What lines below hold the string "text"? Copy them all.

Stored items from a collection
:::::
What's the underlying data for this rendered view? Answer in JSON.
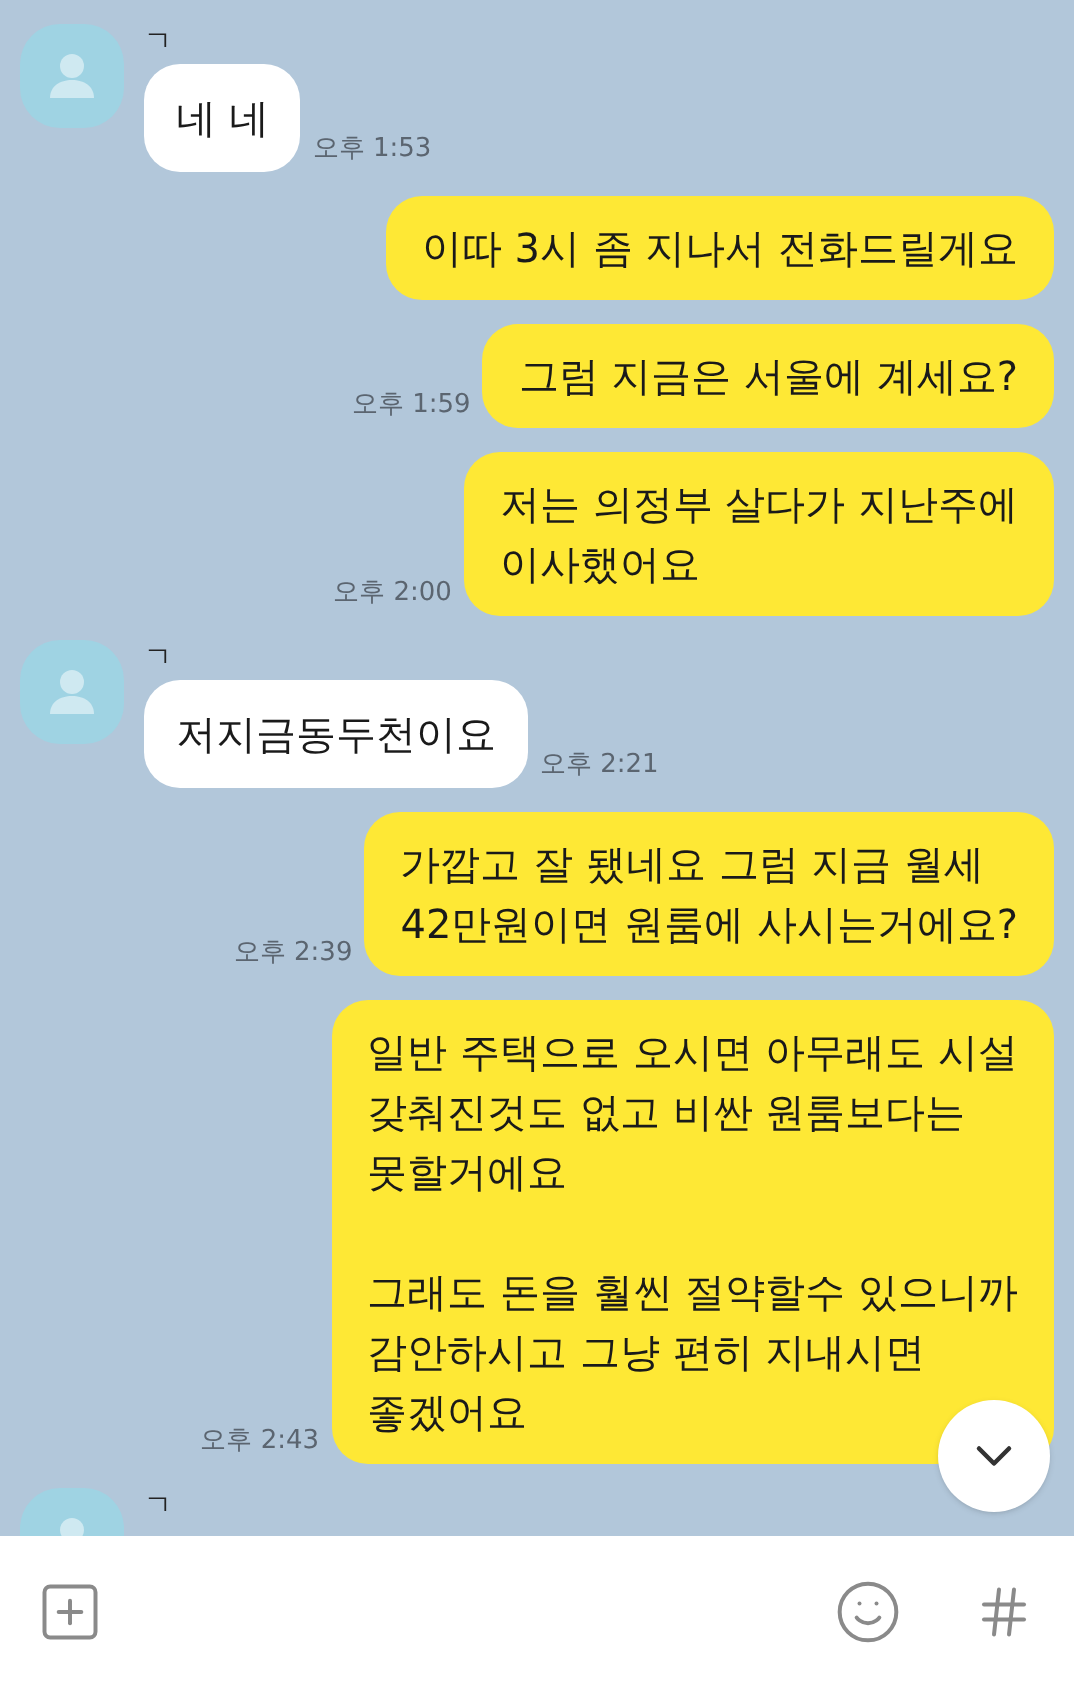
{
  "messages": [
    {
      "kind": "received",
      "name": "ㄱ",
      "text": "네 네",
      "time": "오후 1:53"
    },
    {
      "kind": "sent",
      "text": "이따 3시 좀 지나서 전화드릴게요"
    },
    {
      "kind": "sent",
      "text": "그럼 지금은 서울에 계세요?",
      "time": "오후 1:59"
    },
    {
      "kind": "sent",
      "text": "저는 의정부 살다가 지난주에\n이사했어요",
      "time": "오후 2:00"
    },
    {
      "kind": "received",
      "name": "ㄱ",
      "text": "저지금동두천이요",
      "time": "오후 2:21"
    },
    {
      "kind": "sent",
      "text": "가깝고 잘 됐네요 그럼 지금 월세\n42만원이면 원룸에 사시는거에요?",
      "time": "오후 2:39"
    },
    {
      "kind": "sent",
      "text": "일반 주택으로 오시면 아무래도 시설\n갖춰진것도 없고 비싼 원룸보다는\n못할거에요\n\n그래도 돈을 훨씬 절약할수 있으니까\n감안하시고 그냥 편히 지내시면\n좋겠어요",
      "time": "오후 2:43"
    },
    {
      "kind": "received",
      "name": "ㄱ"
    }
  ]
}
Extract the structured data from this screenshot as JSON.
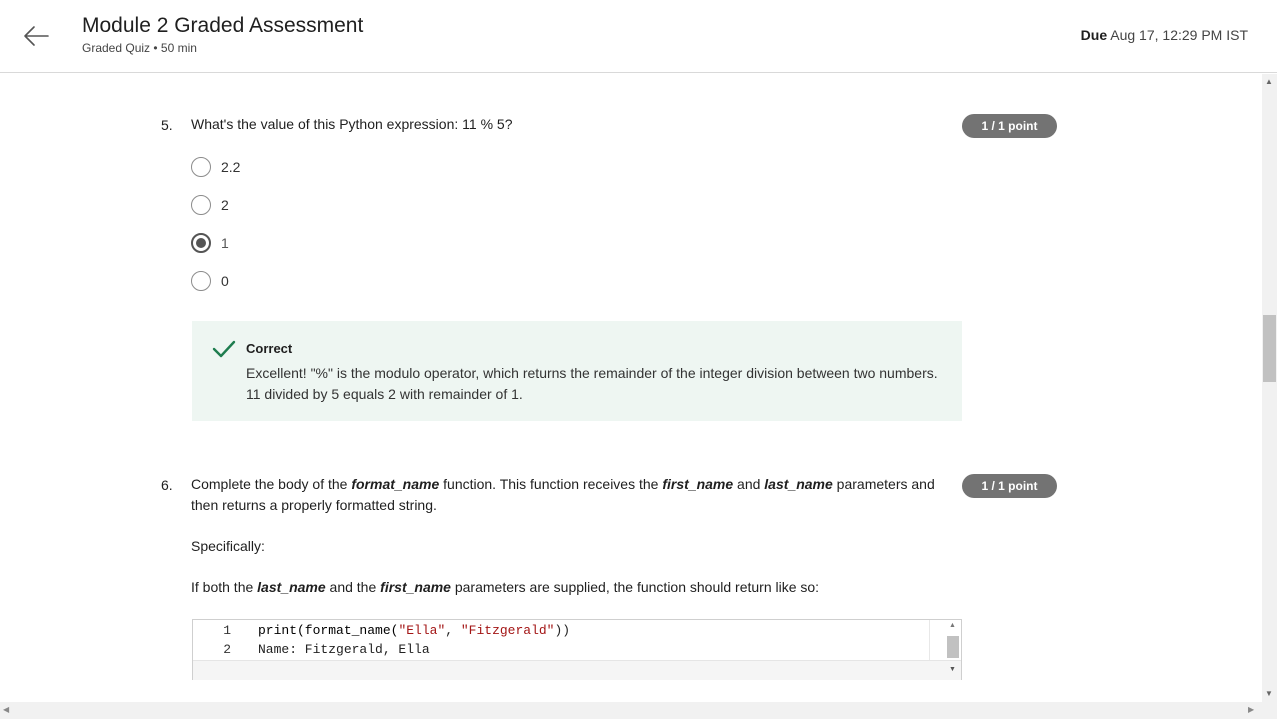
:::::
Answer to this exercise >>
      "text": "네 네",
      "text": "이따 3시 좀 지나서 전화드릴게요"
      "text": "그럼 지금은 서울에 계세요?",
      "text": "저는 의정부 살다가 지난주에\n이사했어요",
      "text": "저지금동두천이요",
      "text": "가깝고 잘 됐네요 그럼 지금 월세\n42만원이면 원룸에 사시는거에요?",
      "text": "일반 주택으로 오시면 아무래도 시설\n갖춰진것도 없고 비싼 원룸보다는\n못할거에요\n\n그래도 돈을 훨씬 절약할수 있으니까\n감안하시고 그냥 편히 지내시면\n좋겠어요",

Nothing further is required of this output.